Tech sector still booming
A few weeks back, I had a meeting with the CEO of a company who was looking for a substantial amount of office space in London. At the time, he was amazed by the lack options, the long lead times and, most of all, by how much rents had risen.
Now, in the midst of the coronavirus crisis, a move is something that would have slipped a long way down his ‘to do list’, while he concentrates on dealing with the effects of the crisis on his business. And, he is probably unsure about what it all means for his office requirements, too.
So how will occupier demand be affected over the coming months? It’s still early days, but here are some of the emerging issues:
Timing is key: The way our occupier clients are responding to the crisis has varied according to how quickly they need to move. Those who are coming close to the end of a lease (or a break in one) have got two main options – the first is to proceed with their planned relocation, although there may well be issues with both the moving and the fit-out process. The second is to try and negotiate a lease extension on their existing premises, which may not be ideal for anything other than the very short term. For any landlords and investors whose tenants find themselves in this position, the advice is simple – open up a dialogue and be as flexible as you can.
If the need to move is not quite so pressing, some occupiers will wait for rents to soften. Others will use the time to bring deals to the point of conclusion and then sit tight until things settle before signing.
As a result, the market is likely to be running at two very different speeds. Office space that is vacant, or about to be, is likely to be subject to negotiation. Pre-lets with longer lead times can simply wait for the conditions to ease.
Tech sector still booming: In recent years, London’s tech sector has seen some substantial growth and their demand for office space has grown with it. We are now even more reliant on digital communications, so it’s no surprise to find their confidence remains high. The coronavirus is not even putting the brakes on their recruitment plans. A tech occupier I spoke to earlier told me they were currently doing lots of online interviews and onboarding and then sending their new employees equipment so they could start straight away. That kind of growth in the headcount has got to be good news moving forwards.
A ‘V’ shaped dip with a rapid recovery? Quite a few commentators are expecting the serviced office sector to take a big hit from Covid-19. And they have a point, there will be a substantial fall in both applications and renewals and some of the less wel-run operations may find themselves in difficulties. My view, though, is most are far more robust than we realise and the worst of the disruption is likely occur over a relatively short time period.
Those who deal with larger corporates, in contrast, are likely to be able to weather the storm far better, as they tend to have the security of longer contracts. However, once we are back on the road to recovery there will be plenty of new start-ups and that will be to the benefit of both the serviced sector and smaller offices.

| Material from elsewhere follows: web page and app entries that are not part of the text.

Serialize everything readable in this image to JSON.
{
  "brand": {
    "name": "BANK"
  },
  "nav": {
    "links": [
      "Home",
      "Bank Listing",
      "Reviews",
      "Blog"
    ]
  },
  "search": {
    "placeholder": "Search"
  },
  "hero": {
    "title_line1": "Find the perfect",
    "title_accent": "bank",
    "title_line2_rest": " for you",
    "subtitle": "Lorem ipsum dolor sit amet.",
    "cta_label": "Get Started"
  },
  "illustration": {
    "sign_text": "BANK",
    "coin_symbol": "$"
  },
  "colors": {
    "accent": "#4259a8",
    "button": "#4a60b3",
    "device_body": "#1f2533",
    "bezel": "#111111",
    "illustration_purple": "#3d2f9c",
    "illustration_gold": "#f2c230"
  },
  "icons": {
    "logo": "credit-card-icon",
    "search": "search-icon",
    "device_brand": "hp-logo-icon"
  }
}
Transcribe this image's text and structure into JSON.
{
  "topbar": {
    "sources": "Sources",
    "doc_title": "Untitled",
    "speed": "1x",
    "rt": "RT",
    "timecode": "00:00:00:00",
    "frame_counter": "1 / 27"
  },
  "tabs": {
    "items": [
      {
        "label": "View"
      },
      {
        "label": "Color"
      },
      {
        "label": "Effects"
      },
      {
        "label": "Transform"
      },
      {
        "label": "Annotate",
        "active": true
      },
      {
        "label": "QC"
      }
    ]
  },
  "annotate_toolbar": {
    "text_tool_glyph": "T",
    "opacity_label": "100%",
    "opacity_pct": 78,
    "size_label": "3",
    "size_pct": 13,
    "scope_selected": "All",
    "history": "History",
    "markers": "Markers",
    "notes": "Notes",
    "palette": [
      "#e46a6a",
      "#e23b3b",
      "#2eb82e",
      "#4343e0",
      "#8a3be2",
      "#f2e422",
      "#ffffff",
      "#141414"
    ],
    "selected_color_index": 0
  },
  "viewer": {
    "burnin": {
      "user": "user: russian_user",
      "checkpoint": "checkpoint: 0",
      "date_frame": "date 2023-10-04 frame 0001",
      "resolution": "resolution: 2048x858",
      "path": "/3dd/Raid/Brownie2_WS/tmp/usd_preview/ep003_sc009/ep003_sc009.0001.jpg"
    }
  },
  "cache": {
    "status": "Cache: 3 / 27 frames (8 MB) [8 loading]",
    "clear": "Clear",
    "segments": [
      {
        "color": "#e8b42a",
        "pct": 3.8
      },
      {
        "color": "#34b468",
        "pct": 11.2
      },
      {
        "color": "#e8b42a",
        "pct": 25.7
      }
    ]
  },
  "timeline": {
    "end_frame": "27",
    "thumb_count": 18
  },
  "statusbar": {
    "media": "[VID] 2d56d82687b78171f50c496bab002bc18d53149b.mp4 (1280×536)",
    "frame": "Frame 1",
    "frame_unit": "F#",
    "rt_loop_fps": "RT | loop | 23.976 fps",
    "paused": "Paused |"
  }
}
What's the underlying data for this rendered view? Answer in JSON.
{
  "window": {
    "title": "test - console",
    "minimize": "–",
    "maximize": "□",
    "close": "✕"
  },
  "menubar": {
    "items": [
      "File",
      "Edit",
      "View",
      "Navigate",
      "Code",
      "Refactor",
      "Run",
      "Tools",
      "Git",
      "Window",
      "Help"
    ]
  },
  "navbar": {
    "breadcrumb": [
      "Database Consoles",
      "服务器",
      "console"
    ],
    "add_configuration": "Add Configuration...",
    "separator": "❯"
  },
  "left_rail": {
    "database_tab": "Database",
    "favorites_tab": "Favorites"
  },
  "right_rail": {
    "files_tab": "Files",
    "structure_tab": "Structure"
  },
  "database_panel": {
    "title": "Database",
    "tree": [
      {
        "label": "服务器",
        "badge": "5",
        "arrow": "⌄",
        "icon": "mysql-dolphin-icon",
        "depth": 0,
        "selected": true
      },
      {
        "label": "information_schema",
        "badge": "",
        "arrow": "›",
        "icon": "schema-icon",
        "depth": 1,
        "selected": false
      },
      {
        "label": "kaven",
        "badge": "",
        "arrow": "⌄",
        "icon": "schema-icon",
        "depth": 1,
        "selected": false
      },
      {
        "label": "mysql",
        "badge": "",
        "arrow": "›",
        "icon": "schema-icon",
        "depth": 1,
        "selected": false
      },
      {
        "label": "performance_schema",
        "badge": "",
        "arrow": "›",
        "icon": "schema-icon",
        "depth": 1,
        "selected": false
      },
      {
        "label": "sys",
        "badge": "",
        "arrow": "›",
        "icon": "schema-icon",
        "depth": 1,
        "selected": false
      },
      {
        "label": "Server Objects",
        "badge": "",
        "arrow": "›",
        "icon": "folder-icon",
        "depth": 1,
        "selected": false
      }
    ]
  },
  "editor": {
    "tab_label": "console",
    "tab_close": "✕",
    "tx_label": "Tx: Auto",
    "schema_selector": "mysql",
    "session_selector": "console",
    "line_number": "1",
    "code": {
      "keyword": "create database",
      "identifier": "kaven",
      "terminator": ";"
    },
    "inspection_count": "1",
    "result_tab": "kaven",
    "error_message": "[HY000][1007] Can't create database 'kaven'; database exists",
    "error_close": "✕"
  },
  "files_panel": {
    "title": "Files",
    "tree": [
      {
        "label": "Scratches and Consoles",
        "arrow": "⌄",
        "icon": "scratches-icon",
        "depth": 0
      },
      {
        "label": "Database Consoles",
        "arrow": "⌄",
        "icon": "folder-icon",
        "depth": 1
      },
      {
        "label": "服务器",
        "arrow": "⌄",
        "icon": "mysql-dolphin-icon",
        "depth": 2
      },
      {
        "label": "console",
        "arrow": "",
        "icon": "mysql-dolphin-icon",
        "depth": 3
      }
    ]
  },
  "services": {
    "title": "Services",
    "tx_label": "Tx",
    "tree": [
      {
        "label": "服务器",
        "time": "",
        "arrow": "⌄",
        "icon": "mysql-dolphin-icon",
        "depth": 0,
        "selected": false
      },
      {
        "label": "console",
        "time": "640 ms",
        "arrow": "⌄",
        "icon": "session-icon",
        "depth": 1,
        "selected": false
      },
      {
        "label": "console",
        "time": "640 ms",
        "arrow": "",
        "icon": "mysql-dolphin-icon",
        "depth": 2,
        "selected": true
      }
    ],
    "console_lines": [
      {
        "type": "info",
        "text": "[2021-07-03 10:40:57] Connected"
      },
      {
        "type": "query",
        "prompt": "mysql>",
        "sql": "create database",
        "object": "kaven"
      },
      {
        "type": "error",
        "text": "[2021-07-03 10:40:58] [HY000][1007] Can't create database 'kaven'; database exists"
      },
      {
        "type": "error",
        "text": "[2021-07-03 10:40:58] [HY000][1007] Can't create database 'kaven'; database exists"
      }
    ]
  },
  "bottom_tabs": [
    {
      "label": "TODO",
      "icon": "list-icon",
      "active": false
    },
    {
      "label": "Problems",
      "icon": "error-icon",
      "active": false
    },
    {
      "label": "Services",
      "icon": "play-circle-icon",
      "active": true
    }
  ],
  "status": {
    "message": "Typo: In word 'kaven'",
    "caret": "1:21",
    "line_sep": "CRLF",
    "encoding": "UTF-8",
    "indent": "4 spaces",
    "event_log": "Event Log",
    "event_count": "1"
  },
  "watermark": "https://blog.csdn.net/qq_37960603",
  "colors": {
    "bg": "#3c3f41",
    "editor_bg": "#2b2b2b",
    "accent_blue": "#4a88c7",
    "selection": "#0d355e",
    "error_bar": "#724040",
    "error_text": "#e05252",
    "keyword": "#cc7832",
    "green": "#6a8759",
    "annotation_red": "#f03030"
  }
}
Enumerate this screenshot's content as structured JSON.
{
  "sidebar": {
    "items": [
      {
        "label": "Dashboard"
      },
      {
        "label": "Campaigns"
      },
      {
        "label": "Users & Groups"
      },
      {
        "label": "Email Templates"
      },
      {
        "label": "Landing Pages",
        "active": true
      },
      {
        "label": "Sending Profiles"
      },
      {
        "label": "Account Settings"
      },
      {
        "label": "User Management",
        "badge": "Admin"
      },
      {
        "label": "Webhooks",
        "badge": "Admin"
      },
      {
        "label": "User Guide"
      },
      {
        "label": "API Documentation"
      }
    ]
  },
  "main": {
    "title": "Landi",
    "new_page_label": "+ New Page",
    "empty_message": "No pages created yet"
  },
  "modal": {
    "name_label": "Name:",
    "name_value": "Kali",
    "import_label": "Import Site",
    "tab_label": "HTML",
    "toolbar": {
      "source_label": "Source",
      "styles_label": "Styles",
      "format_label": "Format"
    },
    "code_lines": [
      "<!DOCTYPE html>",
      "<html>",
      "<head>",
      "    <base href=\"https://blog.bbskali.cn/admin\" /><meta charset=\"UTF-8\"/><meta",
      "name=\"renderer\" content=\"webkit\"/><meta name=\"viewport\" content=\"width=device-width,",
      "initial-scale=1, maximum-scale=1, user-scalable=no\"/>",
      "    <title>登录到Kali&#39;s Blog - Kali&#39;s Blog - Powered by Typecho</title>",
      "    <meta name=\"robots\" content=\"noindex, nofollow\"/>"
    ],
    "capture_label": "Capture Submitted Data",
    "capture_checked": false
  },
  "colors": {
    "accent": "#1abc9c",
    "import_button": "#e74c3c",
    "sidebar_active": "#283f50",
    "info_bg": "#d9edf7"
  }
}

And what about after that? Unsurprisingly, we are unlikely to see much, if any, movement over the coming weeks. However, once we return to anything like normality, there will be a flurry of activity and negotiations, while we all try to adjust to our new economic realities. As ever, those who are able to think on their feet will do best, because it will bring plenty of new opportunities with it, too.